Free format text: CHANGE OF NAME;ASSIGNOR:BAKER HUGHES PRODUCTION TOOLS, INC.;REEL/FRAME:006483/0264
Effective date: 19930310
Owner name: BAKER HUGHES DRILLING TECHNOLOGIES, INC., TEXAS
Free format text: CHANGE OF NAME;ASSIGNOR:BAKER HUGHES MINING TOOLS, INC.;REEL/FRAME:006483/0256
Effective date: 19930105
Owner name: EASTMAN TELECO COMPANY, TEXAS
Free format text: MERGER;ASSIGNOR:TELECO OILFIELD SERVICES, INC.;REEL/FRAME:006483/0244
Effective date: 19920701
Owner name: BAKER HUGHES PRODUCTION TOOLS, INC., TEXAS
Free format text: MERGER;ASSIGNOR:BAKER HUGHES DRILLING TECHNOLOGIES, INC.;REEL/FRAME:006483/0260
Effective date: 19930315
Owner name: BAKER HUGHES MINING TOOLS, INC., TEXAS
Free format text: MERGER;ASSIGNOR:EASTMAN TELECO COMPANY;REEL/FRAME:006483/0250
Effective date: 19930101
Owner name: BAKER HUGHES INCORPORATED, TEXAS
Free format text: ASSIGNMENT OF ASSIGNORS INTEREST.;ASSIGNOR:BAKER HUGHES INTEQ, INC.;REEL/FRAME:006483/0267
Effective date: 19930401
|Jun 22, 1993||CC||Certificate of correction|
|May 2, 1994||FPAY||Fee payment|
Year of fee payment: 4
|Sep 8, 1998||REMI||Maintenance fee reminder mailed|
|Feb 14, 1999||LAPS||Lapse for failure to pay maintenance fees|

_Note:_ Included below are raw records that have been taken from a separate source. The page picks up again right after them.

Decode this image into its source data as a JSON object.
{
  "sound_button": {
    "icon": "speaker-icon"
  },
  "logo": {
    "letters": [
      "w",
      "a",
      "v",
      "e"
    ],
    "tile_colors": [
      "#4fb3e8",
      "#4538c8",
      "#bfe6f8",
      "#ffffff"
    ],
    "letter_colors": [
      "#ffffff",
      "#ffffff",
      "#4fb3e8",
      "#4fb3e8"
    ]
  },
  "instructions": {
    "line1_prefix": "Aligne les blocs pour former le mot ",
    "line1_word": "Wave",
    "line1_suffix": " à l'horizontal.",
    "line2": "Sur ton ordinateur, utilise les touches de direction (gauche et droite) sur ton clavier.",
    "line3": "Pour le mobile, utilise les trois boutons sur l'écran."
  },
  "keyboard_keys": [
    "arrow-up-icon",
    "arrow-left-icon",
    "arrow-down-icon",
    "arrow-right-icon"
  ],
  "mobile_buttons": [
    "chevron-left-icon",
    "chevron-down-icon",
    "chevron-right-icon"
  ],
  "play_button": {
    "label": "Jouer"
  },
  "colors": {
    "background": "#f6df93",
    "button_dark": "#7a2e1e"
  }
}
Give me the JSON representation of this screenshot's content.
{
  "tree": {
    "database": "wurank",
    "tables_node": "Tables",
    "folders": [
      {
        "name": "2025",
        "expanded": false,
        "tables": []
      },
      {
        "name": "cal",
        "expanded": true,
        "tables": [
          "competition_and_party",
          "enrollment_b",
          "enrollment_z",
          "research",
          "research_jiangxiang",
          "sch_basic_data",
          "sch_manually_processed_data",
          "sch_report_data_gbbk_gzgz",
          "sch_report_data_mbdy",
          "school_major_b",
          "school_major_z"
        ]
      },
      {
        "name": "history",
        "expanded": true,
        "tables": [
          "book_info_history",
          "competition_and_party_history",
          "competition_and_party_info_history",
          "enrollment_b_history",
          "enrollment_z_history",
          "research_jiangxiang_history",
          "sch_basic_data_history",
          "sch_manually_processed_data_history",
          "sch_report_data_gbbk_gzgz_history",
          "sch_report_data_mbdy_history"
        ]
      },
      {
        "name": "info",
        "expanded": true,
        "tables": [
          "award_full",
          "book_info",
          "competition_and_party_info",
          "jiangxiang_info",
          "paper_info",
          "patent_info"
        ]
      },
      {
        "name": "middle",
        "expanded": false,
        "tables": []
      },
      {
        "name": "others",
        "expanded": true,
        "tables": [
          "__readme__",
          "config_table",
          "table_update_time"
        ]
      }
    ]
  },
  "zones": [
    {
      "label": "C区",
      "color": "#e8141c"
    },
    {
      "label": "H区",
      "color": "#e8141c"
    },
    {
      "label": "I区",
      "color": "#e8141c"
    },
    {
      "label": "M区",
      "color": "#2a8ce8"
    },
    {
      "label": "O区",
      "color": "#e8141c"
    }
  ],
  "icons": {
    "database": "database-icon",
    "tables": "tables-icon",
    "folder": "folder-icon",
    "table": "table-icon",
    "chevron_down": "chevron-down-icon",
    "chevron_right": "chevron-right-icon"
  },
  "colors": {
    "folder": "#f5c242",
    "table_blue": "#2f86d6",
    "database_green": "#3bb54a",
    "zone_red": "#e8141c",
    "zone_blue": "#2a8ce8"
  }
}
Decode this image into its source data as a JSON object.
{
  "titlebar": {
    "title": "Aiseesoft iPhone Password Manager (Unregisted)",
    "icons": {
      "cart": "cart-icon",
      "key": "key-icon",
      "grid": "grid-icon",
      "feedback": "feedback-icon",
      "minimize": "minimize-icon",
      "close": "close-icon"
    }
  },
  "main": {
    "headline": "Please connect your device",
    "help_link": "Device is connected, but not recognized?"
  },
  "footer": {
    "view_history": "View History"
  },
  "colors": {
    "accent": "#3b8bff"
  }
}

|Apr 27, 1999||FP||Expired due to failure to pay maintenance fee|
Effective date: 19990212